* Data records:
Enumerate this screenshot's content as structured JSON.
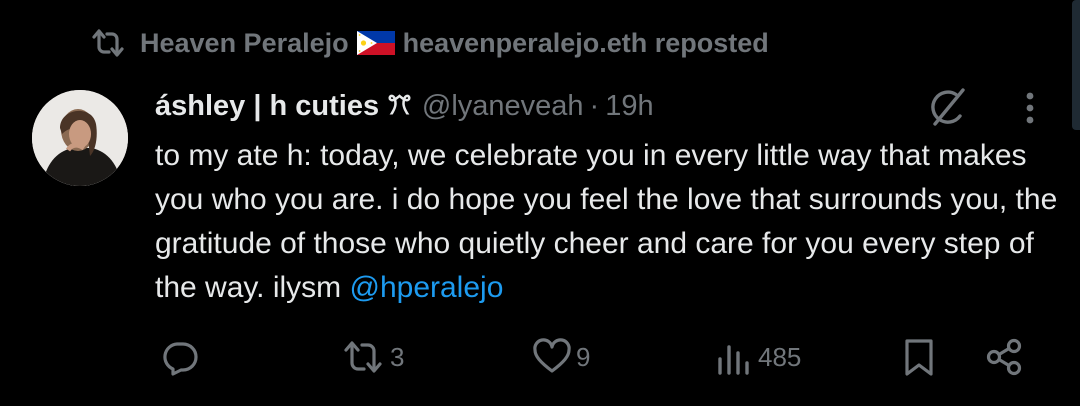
{
  "repost": {
    "text": "Heaven Peralejo",
    "flag_icon": "philippines-flag-icon",
    "handle_text": "heavenperalejo.eth reposted"
  },
  "tweet": {
    "display_name": "áshley | h cuties",
    "name_emoji": "ꔫ",
    "handle": "@lyaneveah",
    "separator": "·",
    "time": "19h",
    "text_before_mention": "to my ate h: today, we celebrate you in every little way that makes you who you are. i do hope you feel the love that surrounds you, the gratitude of those who quietly cheer and care for you every step of the way. ilysm ",
    "mention": "@hperalejo"
  },
  "actions": {
    "reply_count": "",
    "repost_count": "3",
    "like_count": "9",
    "views_count": "485"
  },
  "colors": {
    "background": "#000000",
    "text": "#e7e9ea",
    "muted": "#71767b",
    "link": "#1d9bf0"
  }
}
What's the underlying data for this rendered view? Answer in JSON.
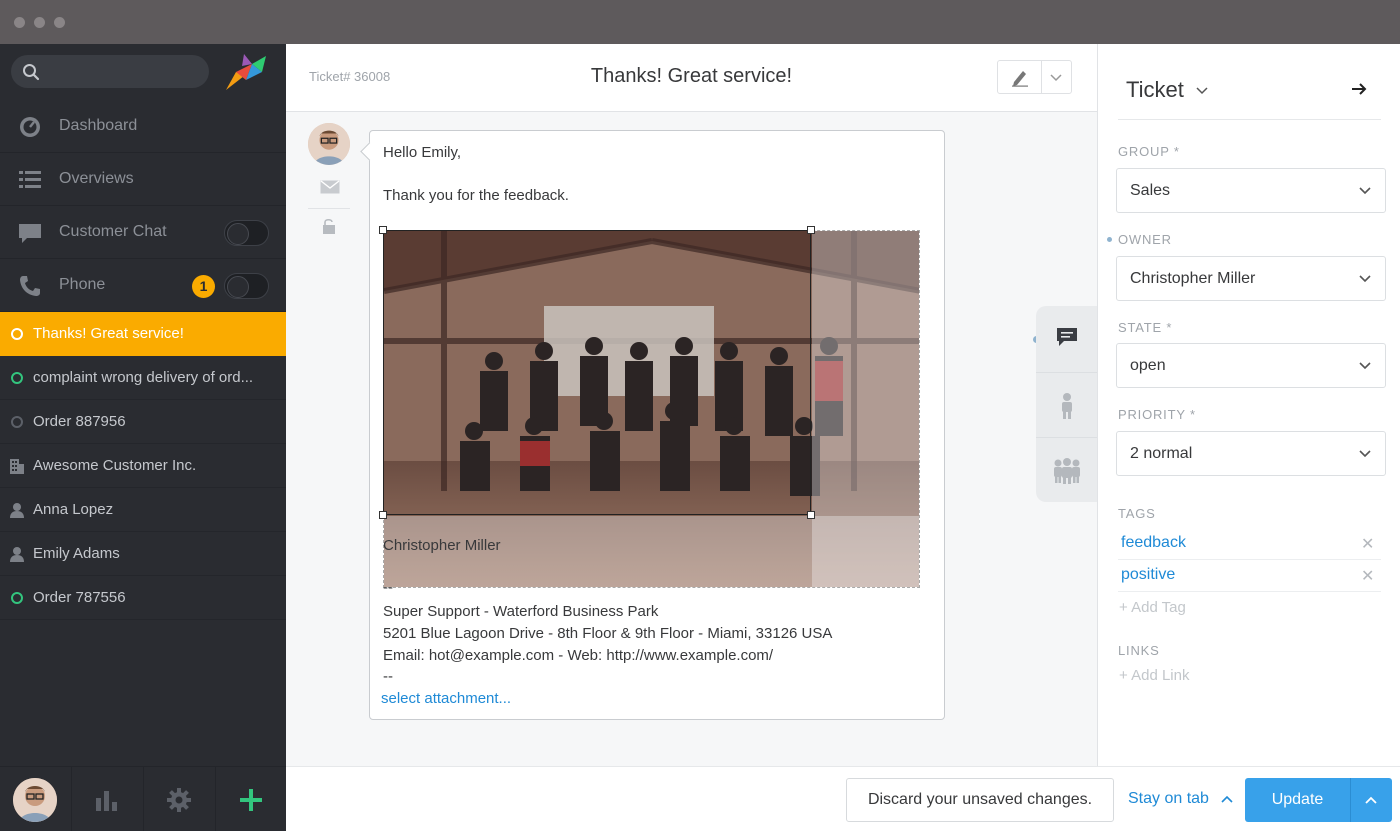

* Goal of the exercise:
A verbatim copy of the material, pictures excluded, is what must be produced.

* Answer space:
Enumerate this screenshot's content as structured JSON.
{
  "repost": {
    "text": "Heaven Peralejo",
    "flag_icon": "philippines-flag-icon",
    "handle_text": "heavenperalejo.eth reposted"
  },
  "tweet": {
    "display_name": "áshley | h cuties",
    "name_emoji": "ꔫ",
    "handle": "@lyaneveah",
    "separator": "·",
    "time": "19h",
    "text_before_mention": "to my ate h: today, we celebrate you in every little way that makes you who you are. i do hope you feel the love that surrounds you, the gratitude of those who quietly cheer and care for you every step of the way. ilysm ",
    "mention": "@hperalejo"
  },
  "actions": {
    "reply_count": "",
    "repost_count": "3",
    "like_count": "9",
    "views_count": "485"
  },
  "colors": {
    "background": "#000000",
    "text": "#e7e9ea",
    "muted": "#71767b",
    "link": "#1d9bf0"
  }
}
What's the underlying data for this rendered view? Answer in JSON.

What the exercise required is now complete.